That’s what Nimrod does beautifully. Last night was a paean to Nimrod’s editor of 47 years, Fran Ringold. Today was a testament to the Nimrod family she has nurtured, and to her lasting legacy.
My husband asked me how it went, after I returned — exhausted! — from a day w/ writers. ‘Great!‘ I answered. It always is. Because in addition to the expected (nationally recognised poets, non-fiction writers, short story authors, & novelists), there is the lasting affection the Nimrod family have for each other. As one of editorial board members (of longer than 35 years!) said, she’ll be back next year just for the hugs
Writing is a lonely business, all too often. But not at the Nimrod weekend. Everyone from the high school slam poet to the 90-year-old grandmother doing her memoir fits in (and this weekend we had both). One of the winners of the Nimrod Awards was a 22-year-old poet; the other winning poet was 74. That’s not unusual for us.
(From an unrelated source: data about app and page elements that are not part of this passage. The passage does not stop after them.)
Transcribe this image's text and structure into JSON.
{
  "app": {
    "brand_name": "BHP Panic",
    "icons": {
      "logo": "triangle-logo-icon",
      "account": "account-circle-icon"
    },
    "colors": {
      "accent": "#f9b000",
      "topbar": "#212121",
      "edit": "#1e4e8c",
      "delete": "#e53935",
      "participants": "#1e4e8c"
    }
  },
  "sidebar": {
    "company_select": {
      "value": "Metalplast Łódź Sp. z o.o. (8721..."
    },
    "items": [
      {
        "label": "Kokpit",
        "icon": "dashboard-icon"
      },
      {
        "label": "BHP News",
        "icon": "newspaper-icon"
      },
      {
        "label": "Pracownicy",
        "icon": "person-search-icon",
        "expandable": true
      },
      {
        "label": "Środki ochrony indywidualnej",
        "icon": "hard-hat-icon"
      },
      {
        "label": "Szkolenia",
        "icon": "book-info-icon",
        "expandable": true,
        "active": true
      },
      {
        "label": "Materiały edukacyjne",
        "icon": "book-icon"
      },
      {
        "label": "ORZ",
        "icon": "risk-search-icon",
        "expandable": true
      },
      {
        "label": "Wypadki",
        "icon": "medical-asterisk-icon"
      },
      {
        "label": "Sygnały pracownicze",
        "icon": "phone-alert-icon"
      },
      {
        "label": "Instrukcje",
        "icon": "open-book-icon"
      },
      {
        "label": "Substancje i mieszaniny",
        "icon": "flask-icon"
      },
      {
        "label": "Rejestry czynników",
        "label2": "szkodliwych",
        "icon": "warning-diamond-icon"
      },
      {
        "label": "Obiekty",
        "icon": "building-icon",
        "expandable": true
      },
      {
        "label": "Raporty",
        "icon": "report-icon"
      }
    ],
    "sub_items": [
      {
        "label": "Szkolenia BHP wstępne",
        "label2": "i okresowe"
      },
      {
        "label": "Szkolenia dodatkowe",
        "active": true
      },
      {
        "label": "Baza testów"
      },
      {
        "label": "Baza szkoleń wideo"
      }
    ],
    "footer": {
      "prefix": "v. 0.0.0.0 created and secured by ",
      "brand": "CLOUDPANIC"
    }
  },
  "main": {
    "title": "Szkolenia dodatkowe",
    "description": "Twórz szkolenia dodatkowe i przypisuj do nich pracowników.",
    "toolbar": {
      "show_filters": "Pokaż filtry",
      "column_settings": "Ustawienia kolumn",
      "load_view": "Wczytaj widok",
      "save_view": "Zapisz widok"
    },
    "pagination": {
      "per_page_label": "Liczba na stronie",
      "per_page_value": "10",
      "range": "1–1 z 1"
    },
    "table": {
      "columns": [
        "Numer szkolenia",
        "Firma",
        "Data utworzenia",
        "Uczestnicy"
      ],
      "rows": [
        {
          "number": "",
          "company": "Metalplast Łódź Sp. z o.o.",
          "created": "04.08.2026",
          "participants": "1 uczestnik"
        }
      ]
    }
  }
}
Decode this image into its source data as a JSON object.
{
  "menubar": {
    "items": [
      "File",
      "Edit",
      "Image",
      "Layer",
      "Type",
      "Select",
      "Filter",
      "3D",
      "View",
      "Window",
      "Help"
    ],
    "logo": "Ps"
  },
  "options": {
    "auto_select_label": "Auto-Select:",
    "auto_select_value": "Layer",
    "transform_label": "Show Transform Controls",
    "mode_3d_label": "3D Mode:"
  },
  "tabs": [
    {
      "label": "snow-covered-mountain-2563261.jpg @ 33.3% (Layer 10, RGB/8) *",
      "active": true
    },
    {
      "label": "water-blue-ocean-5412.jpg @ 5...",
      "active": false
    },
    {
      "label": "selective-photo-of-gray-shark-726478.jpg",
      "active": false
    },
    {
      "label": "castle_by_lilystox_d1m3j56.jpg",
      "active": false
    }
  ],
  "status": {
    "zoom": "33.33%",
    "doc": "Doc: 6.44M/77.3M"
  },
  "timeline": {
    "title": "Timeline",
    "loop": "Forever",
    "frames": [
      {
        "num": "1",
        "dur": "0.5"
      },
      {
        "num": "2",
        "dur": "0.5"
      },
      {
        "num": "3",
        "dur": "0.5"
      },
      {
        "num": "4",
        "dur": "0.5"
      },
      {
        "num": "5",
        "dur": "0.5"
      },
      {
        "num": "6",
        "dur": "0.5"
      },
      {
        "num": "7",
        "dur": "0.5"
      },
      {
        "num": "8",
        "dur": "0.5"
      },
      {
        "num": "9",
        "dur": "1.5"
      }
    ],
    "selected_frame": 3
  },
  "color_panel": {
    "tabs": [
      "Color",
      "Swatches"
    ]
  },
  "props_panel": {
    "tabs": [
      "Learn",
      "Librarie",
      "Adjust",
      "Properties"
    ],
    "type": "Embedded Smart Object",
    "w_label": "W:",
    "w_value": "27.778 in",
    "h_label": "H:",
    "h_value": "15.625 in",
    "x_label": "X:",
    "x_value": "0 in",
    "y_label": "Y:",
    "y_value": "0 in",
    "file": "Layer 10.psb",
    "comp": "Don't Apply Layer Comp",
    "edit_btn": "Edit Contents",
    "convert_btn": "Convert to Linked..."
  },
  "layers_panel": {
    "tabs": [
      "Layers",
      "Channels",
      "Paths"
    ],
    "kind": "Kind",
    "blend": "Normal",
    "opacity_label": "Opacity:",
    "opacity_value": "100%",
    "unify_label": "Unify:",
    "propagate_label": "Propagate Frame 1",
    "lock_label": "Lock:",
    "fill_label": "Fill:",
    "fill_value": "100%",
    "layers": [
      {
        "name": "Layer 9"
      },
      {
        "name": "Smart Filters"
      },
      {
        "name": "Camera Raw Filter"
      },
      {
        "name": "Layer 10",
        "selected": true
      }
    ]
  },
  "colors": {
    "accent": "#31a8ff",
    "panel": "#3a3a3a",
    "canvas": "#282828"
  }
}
So as I gear up for National Day on Writing, I’m grateful for my writing family, Nimrod. And for my other writing family, the National Writing Project, which taught me about the National Day on Writing. Because at my house, EVERY day is writing day. It’s good to fit in with ‘normal’ people (e.g., non-writers) at least once a year.